So recently, fertilized eggs in hand, I  am looking at getting more chickens a bit as if offering an employment. For as yet not developed eggs, I say something like this:

“Chicken spirits, we would like some eggs for our nutrition. In exchange for your product and labor, I am offering a chance for a life on earth as a chicken in our garden. This includes benefits such as bathing, sun bathing, scratching and pecking in the grasses and soil for worms and bugs. I offer a predator-safe place to sleep at night, daily free range on pasture  with greens  and organic soy free food, deep shade during the summer.Other benefits include: being seen, hearing the 4 lines, songs, love, preening and cuddling if desired and management of any overly interested and persistent roosters :).

This will last for  however long you can do any work… which point you may or may not be serving for someone as nutrition. This will depend on your general demeanor as well as your willingness to also reliably hatch chicks and on the circumstances of those you serve.

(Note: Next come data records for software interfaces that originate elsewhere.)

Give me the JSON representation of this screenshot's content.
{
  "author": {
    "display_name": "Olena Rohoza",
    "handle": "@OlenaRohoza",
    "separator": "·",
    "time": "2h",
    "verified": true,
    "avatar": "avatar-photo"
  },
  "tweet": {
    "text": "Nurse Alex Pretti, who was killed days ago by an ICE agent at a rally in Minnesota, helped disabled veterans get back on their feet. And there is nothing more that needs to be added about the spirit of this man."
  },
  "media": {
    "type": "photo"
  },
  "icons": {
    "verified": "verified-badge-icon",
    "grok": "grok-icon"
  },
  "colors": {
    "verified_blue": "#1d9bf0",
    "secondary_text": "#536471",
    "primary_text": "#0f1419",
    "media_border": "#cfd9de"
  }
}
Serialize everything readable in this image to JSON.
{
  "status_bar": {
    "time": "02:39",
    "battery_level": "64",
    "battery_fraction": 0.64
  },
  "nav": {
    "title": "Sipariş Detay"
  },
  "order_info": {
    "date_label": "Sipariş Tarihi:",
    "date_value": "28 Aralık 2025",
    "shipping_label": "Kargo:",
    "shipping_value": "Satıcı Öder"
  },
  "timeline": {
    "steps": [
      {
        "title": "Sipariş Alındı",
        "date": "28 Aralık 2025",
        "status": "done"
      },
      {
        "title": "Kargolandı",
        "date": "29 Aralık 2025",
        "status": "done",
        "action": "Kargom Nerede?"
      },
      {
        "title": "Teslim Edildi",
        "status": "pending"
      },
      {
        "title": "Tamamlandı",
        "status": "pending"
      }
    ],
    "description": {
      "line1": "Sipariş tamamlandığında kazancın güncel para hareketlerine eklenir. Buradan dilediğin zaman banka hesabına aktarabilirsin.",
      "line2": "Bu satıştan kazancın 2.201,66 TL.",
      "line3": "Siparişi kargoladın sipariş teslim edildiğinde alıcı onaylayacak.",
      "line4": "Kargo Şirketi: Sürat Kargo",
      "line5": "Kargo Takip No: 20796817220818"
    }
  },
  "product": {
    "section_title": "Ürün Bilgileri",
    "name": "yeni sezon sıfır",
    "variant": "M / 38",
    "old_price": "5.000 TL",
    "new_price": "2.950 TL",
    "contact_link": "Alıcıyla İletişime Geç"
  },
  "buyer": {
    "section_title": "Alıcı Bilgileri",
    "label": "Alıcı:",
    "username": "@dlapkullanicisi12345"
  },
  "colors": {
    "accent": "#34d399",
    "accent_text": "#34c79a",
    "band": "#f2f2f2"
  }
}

There will be no fake free range in overcrowded conditions, no de-beaking at birth and your hatched baby brothers will get a chance to experience life rather than being chopped up or suffocated at birth.

On this earth, we all have to face death one way or another and it is part of the deal for you too. Yours will likely be via cone and with prayers and gratitude. Some of you roosters will be going to the feedstore – with prayers for a good life. If that is not acceptable – please don’t come here to this location to incarnate and work.

That is the best I can do.

And below is a question for you, dear reader, and put I this photo together for you ….

If you are not vegan, you probably still eat eggs, no?

Where would you rather have YOUR eggs come from? If you care about animal welfare – please consider supporting your local farmers and chicken keepers who allow chickens a life where they can express their chicken-ness. Think globally, grow spiritually –  buy locally and resourced. Is it more expensive – yes, and considering, if you pay taxes, some of which go to the industry, you even pay more indirectly. And don’t be fooled by the marketing terms on the egg cartons.

I vote for better employment conditions everywhere.

Of course – pet chickens are kept for other reasons, but these chickens come here for a certain type of work.

🙂 I think our chickens have a pretty darn good job with great employment benefits.